I left my last warzone 15-years ago, but over time found myself drawn to a conflict on another land, to the community of the soldier and a sense of purpose that comes from within, such as the volunteers did in 2014. War-fighters around the world share a commonality that transcends the boundaries of nation and conflict, and I’m dedicated not only to archive the faces and stories of these fighters, but also to tell the story about the ongoing war, about those who continue to fight it, and about Ukraine's status as a country fighting for its independence, in the middle of Europe, in the 21st century.
Frontline, Peace Life will exhibit at the Ukrainian National Museum of Chicago in May 2019, a collection of large-scale portraits, first person text narratives, and a photojournalistic photo essay following the volunteers as they move from the frontline to the peace life.
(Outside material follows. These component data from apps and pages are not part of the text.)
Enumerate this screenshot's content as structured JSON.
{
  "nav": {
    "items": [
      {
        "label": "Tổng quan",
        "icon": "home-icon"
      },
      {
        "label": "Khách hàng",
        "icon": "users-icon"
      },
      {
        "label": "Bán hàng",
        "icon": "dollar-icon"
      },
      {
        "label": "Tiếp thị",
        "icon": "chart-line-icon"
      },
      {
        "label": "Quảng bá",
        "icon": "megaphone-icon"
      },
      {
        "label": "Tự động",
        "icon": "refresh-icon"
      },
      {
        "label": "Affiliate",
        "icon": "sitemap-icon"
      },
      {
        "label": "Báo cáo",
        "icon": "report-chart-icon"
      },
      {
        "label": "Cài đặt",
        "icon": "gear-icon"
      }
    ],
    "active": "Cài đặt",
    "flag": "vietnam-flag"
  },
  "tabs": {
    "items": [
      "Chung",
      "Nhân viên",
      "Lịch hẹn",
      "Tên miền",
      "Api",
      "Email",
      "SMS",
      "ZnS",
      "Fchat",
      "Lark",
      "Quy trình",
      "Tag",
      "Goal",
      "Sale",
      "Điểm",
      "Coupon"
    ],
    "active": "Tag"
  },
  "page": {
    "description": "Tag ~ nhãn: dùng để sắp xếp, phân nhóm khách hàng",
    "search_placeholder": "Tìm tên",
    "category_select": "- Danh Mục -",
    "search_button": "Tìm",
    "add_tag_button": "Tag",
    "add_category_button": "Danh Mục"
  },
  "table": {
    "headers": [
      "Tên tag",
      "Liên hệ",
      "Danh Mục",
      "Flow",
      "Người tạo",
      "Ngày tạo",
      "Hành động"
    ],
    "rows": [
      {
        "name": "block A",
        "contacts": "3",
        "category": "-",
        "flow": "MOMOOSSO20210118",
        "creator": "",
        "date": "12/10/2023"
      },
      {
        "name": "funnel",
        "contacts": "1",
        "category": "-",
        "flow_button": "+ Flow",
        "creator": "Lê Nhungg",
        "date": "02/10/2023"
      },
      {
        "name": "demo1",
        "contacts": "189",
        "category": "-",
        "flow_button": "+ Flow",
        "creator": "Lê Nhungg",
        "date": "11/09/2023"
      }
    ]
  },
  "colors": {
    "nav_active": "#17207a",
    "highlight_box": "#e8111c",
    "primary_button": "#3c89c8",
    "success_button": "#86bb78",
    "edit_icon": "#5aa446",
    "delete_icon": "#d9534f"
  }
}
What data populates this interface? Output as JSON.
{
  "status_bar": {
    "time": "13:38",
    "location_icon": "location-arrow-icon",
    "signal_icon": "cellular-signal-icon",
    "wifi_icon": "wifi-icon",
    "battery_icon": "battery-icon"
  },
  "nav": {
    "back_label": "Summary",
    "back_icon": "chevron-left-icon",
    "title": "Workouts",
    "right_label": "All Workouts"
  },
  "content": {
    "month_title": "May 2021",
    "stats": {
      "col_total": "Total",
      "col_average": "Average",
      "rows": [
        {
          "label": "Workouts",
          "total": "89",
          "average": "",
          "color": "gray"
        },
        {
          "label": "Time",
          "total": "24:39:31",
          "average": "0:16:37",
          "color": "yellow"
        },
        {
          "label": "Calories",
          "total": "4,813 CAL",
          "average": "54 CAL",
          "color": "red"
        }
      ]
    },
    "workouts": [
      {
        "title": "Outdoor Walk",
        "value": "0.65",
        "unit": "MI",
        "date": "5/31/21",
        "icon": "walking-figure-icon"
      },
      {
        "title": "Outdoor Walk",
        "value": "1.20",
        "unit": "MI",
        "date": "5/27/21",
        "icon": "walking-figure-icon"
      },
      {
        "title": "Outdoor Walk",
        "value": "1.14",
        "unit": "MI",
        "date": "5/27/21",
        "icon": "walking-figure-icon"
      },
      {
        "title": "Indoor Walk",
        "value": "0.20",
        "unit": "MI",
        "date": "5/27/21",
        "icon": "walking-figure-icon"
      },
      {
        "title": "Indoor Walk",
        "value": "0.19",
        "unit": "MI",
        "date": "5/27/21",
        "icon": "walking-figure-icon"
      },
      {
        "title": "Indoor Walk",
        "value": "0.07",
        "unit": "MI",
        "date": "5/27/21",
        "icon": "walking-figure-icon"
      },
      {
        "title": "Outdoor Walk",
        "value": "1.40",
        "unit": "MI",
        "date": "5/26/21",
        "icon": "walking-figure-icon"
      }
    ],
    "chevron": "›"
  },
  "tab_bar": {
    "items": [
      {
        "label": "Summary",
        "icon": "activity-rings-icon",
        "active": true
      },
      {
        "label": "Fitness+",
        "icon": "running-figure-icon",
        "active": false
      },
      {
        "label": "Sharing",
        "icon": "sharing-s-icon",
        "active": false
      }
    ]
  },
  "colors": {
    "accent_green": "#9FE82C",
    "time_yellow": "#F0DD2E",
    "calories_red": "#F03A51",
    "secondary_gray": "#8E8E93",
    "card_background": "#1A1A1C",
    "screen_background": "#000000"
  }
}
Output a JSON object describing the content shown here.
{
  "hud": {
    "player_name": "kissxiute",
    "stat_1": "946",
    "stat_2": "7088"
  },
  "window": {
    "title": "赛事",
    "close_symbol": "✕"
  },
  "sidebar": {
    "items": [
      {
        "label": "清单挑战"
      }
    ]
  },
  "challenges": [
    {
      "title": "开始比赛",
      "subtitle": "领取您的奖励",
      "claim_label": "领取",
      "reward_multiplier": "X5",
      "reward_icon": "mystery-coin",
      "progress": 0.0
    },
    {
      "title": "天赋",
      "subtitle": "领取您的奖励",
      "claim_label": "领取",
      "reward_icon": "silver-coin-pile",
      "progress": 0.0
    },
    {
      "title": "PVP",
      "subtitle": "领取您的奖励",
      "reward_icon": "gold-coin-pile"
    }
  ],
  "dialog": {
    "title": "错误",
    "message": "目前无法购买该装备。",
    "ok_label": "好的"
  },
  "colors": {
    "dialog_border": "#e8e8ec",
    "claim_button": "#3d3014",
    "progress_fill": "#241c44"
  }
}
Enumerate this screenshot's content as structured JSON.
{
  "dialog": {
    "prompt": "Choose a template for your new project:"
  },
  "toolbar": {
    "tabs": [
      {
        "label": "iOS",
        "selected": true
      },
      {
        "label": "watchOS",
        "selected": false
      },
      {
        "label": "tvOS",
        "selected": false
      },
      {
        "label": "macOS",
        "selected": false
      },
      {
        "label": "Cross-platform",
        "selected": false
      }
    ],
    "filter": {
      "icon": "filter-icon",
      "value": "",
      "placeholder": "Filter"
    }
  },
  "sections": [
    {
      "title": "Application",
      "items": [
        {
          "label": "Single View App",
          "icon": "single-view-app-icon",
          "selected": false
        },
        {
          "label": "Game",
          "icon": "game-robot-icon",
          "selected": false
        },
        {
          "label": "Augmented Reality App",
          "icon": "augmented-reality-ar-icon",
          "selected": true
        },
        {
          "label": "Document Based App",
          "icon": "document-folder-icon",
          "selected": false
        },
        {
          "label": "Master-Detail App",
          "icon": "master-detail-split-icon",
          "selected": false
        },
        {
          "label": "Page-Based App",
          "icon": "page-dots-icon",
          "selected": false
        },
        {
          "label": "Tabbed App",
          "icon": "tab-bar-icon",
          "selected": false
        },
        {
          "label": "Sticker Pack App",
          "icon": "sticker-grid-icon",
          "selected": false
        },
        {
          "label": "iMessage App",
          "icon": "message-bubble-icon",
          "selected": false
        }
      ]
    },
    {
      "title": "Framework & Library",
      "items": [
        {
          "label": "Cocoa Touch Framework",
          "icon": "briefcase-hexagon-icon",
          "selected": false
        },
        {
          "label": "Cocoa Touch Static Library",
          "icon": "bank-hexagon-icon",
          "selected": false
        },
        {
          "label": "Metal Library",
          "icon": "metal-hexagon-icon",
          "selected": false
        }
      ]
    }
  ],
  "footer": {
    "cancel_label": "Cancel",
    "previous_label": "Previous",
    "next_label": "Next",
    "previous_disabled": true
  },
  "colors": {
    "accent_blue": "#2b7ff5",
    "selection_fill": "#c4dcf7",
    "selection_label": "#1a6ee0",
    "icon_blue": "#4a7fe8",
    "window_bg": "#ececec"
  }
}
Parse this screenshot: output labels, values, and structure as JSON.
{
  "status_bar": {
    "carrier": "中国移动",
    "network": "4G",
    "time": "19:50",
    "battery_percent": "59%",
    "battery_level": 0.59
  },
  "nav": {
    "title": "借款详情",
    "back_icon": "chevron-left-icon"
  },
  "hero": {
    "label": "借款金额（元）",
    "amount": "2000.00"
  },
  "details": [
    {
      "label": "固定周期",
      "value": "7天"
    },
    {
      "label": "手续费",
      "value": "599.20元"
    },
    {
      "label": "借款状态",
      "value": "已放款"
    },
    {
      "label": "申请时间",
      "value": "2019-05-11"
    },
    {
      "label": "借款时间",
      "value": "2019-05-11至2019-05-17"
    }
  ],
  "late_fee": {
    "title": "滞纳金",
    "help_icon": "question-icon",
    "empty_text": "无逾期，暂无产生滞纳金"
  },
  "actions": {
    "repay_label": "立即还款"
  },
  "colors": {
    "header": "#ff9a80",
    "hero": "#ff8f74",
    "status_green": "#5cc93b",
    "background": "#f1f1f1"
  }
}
Funding from the grant would directly support this project to exhibit in multiple American cities, including the Ukrainian Institute of America in NYC in Jan 2020.
Jenn Tuero (J. T.) Blatty was born in New Orleans, Louisiana, in 1978. She graduated from the United States Military Academy at West Point in 2000 and served six years as an active-duty U.S. Army officer, deploying with the first troops into Afghanistan following 9/11 and again into Iraq during Operation Iraqi Freedom. After completing her service to the military and inspired by a love of capturing life, people and her personal experiences with disposable cameras, notebooks, and pens, she pursued photography and writing as her career. She currently resides in New Orleans, where she returned in 2010, after a photo internship with National Geographic Traveler.
Blatty is the author of Fish Town: Down the Road to Louisiana’s Fishing Communities, a photojournalist, and FEMA disaster reservist photographer whose photographs and articles have been published in Bloomberg Magazine, National Geographic, PDN Magazine, Smithsonian Magazine, Savannah Magazine, The Daily Beast/ Newsweek, The Oxford American, and CNN Photos amongst others. Her work has been exhibited in the Multimedia Moscow House of Photography in Russia, the Borges Cultural Center in Argentina, the Detroit Center for Contemporary Photography, and the Ogden Museum of Southern Art in New Orleans, among other museums and galleries. Since early 2018, she’s spent months embedded in the war in eastern Ukraine, working with Ukraine’s volunteer soldiers and veterans of the war in the Donbas. The project, Frontline–Peace Life: Ukraine’s Revolutionaries of the Forgotten War, will be exhibited at the Ukrainian National Museum of Chicago in May 2019, and at the Ukrainian Institute of the America in New York City in January 2020, in addition to other locations throughout the United States.